Website and app data records

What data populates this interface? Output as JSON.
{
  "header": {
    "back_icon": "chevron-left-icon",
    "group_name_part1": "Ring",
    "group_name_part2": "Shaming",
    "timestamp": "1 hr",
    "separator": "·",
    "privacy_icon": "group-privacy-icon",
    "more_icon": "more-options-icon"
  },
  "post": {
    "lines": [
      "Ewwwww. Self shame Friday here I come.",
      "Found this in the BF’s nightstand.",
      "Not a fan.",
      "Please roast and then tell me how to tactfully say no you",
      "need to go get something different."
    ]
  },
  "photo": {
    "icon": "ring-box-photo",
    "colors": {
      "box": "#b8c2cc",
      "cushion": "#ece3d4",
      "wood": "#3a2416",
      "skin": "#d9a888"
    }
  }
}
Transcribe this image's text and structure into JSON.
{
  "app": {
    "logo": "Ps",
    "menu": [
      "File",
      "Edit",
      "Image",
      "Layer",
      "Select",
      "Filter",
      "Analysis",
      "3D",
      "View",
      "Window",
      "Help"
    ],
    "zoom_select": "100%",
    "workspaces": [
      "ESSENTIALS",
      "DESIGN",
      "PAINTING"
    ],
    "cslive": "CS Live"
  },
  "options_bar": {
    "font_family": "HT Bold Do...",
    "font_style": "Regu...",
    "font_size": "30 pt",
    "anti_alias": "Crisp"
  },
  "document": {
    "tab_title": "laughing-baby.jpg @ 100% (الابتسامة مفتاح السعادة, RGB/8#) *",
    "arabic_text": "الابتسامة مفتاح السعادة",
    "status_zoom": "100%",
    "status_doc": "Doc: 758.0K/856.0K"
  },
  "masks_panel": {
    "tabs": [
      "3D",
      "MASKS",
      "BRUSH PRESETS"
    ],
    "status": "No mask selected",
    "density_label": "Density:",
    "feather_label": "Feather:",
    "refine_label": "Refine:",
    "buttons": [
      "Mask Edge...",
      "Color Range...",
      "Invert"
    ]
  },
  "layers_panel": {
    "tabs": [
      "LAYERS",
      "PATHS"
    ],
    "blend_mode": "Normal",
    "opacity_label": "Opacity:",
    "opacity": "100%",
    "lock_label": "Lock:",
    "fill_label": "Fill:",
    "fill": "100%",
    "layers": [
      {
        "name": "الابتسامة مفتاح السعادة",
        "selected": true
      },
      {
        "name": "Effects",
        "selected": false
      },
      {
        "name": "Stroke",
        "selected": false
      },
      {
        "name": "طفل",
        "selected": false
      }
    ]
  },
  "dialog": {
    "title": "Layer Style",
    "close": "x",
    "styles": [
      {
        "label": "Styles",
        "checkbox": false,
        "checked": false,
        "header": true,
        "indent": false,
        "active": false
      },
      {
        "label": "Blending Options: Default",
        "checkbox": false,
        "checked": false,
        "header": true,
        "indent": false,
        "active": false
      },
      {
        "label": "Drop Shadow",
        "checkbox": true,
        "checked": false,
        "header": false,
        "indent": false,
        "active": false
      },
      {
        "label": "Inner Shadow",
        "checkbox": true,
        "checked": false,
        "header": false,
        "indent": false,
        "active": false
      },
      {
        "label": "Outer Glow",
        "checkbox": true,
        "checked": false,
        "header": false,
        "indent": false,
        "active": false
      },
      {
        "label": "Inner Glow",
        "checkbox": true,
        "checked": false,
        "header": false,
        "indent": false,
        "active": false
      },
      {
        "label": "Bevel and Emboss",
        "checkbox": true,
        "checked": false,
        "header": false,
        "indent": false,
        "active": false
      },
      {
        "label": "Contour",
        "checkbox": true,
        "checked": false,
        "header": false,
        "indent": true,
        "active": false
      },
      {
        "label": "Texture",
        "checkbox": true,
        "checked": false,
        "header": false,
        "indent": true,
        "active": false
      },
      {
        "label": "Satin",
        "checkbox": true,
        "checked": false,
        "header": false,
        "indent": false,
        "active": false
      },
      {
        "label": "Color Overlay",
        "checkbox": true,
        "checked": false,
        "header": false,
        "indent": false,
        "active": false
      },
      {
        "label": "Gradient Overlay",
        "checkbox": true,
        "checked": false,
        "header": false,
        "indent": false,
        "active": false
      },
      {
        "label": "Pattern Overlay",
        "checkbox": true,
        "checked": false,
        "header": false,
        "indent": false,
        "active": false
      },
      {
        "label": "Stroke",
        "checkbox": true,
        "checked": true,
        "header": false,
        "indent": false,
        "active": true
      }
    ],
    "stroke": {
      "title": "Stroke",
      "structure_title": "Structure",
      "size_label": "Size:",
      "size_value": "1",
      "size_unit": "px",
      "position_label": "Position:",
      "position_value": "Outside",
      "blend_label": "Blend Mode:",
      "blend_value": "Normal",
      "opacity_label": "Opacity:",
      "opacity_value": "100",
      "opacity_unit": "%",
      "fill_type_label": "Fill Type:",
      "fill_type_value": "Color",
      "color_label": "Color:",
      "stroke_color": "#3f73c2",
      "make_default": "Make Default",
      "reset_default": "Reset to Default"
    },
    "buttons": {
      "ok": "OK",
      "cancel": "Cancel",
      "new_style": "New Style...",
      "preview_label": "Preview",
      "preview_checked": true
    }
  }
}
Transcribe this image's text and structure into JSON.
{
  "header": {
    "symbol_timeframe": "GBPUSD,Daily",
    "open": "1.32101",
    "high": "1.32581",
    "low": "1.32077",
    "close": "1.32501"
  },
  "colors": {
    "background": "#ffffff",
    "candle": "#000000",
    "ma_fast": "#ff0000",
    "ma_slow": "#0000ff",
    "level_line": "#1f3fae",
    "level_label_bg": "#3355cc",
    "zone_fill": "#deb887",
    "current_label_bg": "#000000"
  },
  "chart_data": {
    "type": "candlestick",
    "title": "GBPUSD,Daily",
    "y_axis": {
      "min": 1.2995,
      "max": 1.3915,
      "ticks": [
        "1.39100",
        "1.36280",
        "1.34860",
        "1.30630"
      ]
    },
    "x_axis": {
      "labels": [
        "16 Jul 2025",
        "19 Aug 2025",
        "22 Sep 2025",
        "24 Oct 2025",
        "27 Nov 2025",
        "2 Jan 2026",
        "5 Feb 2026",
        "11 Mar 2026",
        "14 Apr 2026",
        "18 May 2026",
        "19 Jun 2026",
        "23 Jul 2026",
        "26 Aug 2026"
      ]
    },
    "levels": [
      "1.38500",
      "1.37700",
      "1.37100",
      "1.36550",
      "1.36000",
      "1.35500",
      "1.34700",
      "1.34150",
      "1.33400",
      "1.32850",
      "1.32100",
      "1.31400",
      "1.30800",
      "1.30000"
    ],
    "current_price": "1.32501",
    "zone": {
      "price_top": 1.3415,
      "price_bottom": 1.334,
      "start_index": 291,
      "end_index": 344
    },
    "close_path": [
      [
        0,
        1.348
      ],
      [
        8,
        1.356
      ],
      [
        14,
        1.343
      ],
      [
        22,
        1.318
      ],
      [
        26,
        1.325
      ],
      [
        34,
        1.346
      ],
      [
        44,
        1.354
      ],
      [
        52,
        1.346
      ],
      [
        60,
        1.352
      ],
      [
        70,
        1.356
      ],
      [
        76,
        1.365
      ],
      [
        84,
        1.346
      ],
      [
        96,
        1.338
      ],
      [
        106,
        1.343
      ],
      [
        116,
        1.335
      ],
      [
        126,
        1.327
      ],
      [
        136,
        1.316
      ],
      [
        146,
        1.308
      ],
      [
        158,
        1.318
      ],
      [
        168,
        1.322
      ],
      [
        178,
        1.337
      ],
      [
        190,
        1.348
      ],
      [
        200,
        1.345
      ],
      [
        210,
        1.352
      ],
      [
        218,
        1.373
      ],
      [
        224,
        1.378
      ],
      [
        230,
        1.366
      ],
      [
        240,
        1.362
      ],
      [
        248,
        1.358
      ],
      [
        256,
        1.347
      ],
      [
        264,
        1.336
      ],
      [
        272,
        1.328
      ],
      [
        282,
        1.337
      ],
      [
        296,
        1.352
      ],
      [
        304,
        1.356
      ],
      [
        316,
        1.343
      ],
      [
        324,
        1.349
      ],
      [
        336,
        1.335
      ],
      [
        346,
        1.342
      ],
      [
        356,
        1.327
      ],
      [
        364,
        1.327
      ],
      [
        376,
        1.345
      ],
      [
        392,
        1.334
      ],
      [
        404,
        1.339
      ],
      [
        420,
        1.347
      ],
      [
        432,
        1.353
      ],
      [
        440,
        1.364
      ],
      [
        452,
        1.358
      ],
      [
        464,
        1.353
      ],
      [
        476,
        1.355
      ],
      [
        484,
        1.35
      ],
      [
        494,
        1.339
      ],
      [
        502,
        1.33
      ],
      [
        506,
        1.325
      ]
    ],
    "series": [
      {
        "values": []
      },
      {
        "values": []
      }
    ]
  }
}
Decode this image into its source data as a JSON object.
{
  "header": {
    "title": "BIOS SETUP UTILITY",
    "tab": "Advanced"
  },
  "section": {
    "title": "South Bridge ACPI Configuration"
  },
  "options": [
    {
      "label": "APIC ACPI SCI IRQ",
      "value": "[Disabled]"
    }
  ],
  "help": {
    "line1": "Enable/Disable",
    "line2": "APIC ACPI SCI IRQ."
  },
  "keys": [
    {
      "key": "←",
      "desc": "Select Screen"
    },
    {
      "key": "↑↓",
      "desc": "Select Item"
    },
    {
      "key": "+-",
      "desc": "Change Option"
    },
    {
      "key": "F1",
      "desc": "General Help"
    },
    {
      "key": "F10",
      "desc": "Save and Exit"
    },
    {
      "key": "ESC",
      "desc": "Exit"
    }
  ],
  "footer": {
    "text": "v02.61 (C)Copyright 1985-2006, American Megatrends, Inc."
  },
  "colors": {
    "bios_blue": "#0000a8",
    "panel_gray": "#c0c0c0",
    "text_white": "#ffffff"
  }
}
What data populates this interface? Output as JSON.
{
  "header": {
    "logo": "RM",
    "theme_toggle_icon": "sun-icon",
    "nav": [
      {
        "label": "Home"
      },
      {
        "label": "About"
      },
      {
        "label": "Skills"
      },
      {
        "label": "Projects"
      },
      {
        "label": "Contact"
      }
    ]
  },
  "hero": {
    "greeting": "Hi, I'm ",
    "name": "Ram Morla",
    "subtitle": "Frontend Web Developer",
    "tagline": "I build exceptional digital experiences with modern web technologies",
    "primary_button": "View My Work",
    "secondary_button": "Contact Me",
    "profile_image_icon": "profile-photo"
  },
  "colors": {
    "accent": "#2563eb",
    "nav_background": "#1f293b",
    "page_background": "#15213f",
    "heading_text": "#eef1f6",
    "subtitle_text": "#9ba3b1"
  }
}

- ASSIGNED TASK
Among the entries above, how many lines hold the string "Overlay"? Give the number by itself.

- TASK RESPONSE
3